The reason for Beijing’s decision to rescind the invitations was clear. Since I was elected mayor of the Czech capital in 2018, I have worked to fulfill a promise to voters. I vowed during the campaign that I would return to our hallowed post-communist traditions of honoring democracy and human rights. By delivering on that promise, I and my government have prompted the ire of the Chinese Communist Party.
We have chosen to adorn our city hall with the Tibetan flag — which should not bother China at all, considering that its 1951 agreement with the Tibetan government grants the territory a broad degree of autonomy. Being a doctor, I have also publicly condemned the forced extraction of organs from members of the Muslim Uighur minority and other prisoners of the regime.
Our municipal government also rejected a clause in our sister-cities agreement with Beijing that renounced the independence of Taiwan and Tibet. That agreement, which included this highly unusual geopolitical declaration, had been approved by our predecessors in office — a move that understandably thrilled Beijing at the time. We wanted to remove the clause and preserve the standard agreement. Yet this suggestion was unacceptable to our Chinese counterparts, who then insisted on discarding the whole treaty. We have lost our partner city, but as a result we have gained a new one. In January, we will sign a new sister-cities agreement with Taipei, the capital of Taiwan.
There are two important lessons that can be learned from our dealings with Beijing.
First, China is an unreliable business partner that does not hesitate to sacrifice profitable deals if political need dictates otherwise. The Chinese Politburo can turn big business contracts or important declarations of cooperation into meaningless pieces of paper in a matter of seconds. Business cooperation between the Czech Republic and China has been more than unbalanced. Beijing promised up to 10 billion euros of investment within the next five years. We correspondingly modified our foreign policy and opened our market. Yet the Chinese investments in the country have not followed.
Prague is not alone. There are many other examples of repercussions being taken against those who dare to criticize Beijing’s policies. Recently, for example, China suddenly canceled a planned visit by a German parliamentary committee. Why? Because one of the German lawmakers, Margarete Bause, has been among the most vocal critics of China’s violation of human rights.

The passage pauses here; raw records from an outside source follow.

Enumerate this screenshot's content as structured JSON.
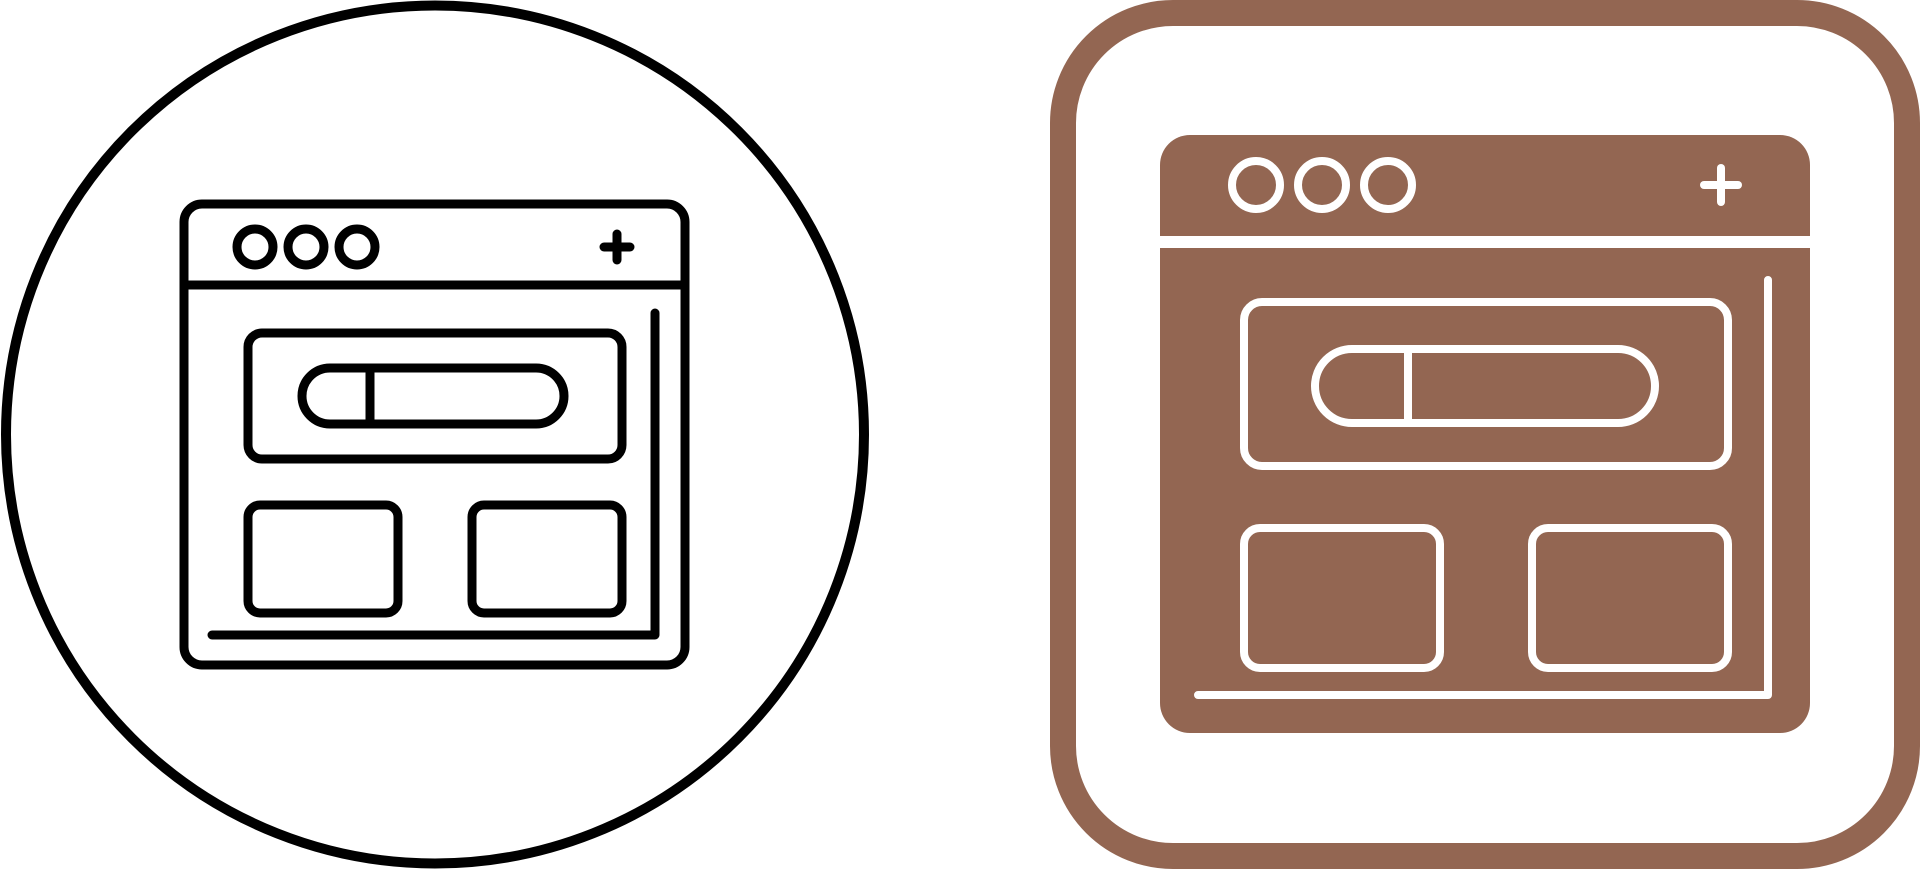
{
  "icons": [
    {
      "style": "outline",
      "frame_shape": "circle",
      "icon": "browser-window-icon",
      "stroke_color": "#000000",
      "fill_color": "#ffffff"
    },
    {
      "style": "filled",
      "frame_shape": "rounded-square",
      "icon": "browser-window-icon",
      "frame_color": "#936652",
      "fill_color": "#936652",
      "line_color": "#ffffff"
    }
  ]
}
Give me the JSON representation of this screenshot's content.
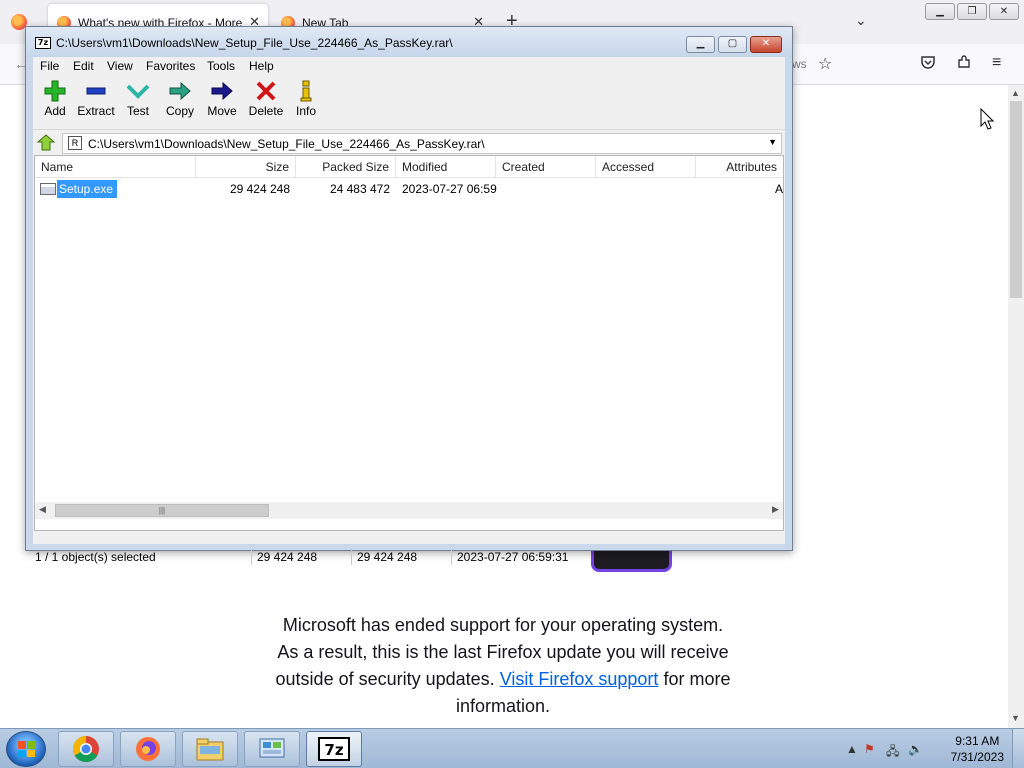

China is a country that holds enormous grudges. It strives to impose its own unitarian worldview on its dealings with Western democracies, treating politicians, artists and businesspeople not as independent members of society but as representatives of the state and its policies. The Chinese do not distinguish between a mayor of Prague or a musician from the Prague Philharmonic: “Someone from Prague misbehaved? Well, then someone from Prague will be punished.” That is the essence of the communist mentality. So don’t be surprised if your action toward China causes a completely unexpected reaction — especially if China doesn’t have any direct leverage over you.
Lately, Czechs have also been treated to disturbing revelations about China’s efforts to influence public opinion in our country. A Czech company with significant business interests in China has been caught trying to use a variety of means to ensure favorable coverage of Beijing and its policies. The affair is symptomatic of China’s ever-intensifying efforts to impose its own views on our society.
I am not advising against doing any business with China. Nor am I suggesting that we cut off all diplomatic ties; such an approach would be both extreme and counterproductive. I would, however, encourage our friends around the world to think twice and be cautious before getting into bed with such an unreliable and potentially risky counterpart.
More importantly, I encourage all of you not to surrender your values and personal integrity out of fear of blackmail and threats. And I would also like to suggest — as a symbolic gesture of solidarity — that you consider inviting Prague musicians to your states and cities. This should not be construed as some sort of act of revenge on the Chinese. Art should not be deliberately politicized or used as a means of blackmail. Just the opposite, in fact. Music and culture bring people together, create happiness and make the world a better place in which to live.
And I’m absolutely sure that, if you ever have the chance to hear our musicians play a symphony by Czech composer Bedrich Smetana, you’ll know exactly what I mean.